behavior,
it seems that we can head off this behavior completely by explicitly 
instructing
implementations not to treat these situations as failures of any kind
("Implementations MUST NOT treat a mismatch between the transport in an 
m= line
and the default or selected candidate as an error, and MUST NOT alter 
ICE state
in reaction to such a mismatch").

I think that gets us to 100% compatibility between JSEP and ice-sip-sdp 
-- and,
except for busybody implementations checking compliance where they 
should not be
-- it doesn't require any changes in anyone's code.

This does leave the kind of fiddly protocol-nerd issue that JSEP says to 
do one
thing where ice-sip-sdp says to do another. I think this difference is best
handled by a note in ice-sip-sdp along the lines of: "Note that 
implementations
of [RFC-jsep] will indicate a transport of 'UDP/TLS/RTP/SAVPF' regardless of
whether the default and/or selected ICE candidate is UDP or TCP. While 
this is
functionally compatible with this specification, future users of ICE in
conjunction with SDP Offer/Answer procedures are expected to use the 
procedures
specified in this document."
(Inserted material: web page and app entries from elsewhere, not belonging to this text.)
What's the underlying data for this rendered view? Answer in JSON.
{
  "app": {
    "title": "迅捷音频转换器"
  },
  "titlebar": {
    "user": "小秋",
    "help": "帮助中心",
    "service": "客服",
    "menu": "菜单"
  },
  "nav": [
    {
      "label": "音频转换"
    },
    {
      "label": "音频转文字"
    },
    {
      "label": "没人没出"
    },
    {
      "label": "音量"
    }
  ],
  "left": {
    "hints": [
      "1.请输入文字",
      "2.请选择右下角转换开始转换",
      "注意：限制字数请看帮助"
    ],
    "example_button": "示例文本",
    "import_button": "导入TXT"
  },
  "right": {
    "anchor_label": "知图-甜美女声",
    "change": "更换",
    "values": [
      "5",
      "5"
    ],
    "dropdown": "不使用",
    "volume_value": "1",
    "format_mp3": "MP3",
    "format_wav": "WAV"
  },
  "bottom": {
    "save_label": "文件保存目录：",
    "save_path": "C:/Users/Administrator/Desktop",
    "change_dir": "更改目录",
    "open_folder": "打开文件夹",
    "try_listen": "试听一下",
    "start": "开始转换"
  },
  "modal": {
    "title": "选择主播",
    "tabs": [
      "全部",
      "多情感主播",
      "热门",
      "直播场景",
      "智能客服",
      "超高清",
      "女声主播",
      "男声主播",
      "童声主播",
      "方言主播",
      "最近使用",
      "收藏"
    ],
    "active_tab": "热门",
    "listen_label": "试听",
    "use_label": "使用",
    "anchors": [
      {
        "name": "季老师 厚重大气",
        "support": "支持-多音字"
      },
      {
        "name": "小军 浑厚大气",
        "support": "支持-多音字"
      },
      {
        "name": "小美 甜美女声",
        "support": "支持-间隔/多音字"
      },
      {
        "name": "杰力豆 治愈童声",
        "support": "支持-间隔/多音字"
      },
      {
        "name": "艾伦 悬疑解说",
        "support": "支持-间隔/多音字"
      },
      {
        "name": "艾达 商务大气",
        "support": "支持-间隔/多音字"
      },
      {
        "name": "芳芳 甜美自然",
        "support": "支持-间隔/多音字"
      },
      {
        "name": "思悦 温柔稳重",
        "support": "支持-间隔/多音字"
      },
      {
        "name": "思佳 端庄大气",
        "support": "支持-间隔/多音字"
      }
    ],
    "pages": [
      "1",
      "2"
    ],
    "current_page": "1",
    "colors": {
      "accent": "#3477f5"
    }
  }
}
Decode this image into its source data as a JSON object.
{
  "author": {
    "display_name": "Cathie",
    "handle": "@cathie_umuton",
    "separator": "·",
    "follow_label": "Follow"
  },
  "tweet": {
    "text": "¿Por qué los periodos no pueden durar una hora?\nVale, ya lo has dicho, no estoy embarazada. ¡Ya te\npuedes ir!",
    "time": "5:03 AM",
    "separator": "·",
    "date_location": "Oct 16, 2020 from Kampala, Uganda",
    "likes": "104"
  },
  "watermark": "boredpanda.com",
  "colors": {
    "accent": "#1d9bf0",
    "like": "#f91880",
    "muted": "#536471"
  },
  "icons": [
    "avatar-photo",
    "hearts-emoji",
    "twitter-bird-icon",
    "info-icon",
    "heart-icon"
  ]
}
As far as I can tell, this gets us past the current impasse with the 
addition of
two sentences to ice-sip-sdp, neither of which has any real practical 
effect on
implementations.

I know that there are parts of this proposal that will disappoint people who
want JSEP to change to match ice-sip-sdp, and parts that will disappoint 
people
who want ice-sip-sdp to change to match JSEP; but I think that this is 
the most
practical fix, and the only one I can imagine that doesn't imply the 
need for
large-scale software updates to comply with the final published protocols
(taking careful note that any such changes would almost certainly never
happen).

/a

____
[1] RTP/AVP, RTP/AVPF, RTP/SAVP, RTP/SAVPF, TCP/DTLS/RTP/SAVP,
     TCP/DTLS/RTP/SAVPF, UDP/TLS/RTP/SAVP, and UDP/TLS/RTP/SAVPF. This 
is a list
     of the currently registered proto values that carry RTP over either 
UDP or
     TCP, minus the new protos defined in RFC 7850 (users of those 
values are
     presumably aware of the nuanced meanings of each value) and minus
     "TCP/RTP/AVP", which is unencrypted, and whose use with 
encryption-related
     attributes is inherently ambiguous, unlike the other "SAVP(F)" 
protos in
     this list.

[2] WebRTC's permissive list is a practical hack in response to existing
     deployed implementations that say one thing but mean another. This can
     lead to kind of strange failures -- mostly due to differing notions of
     media encryption -- but that's a carefully-considered and 
already-litigated
     option that impacts only WebRTC.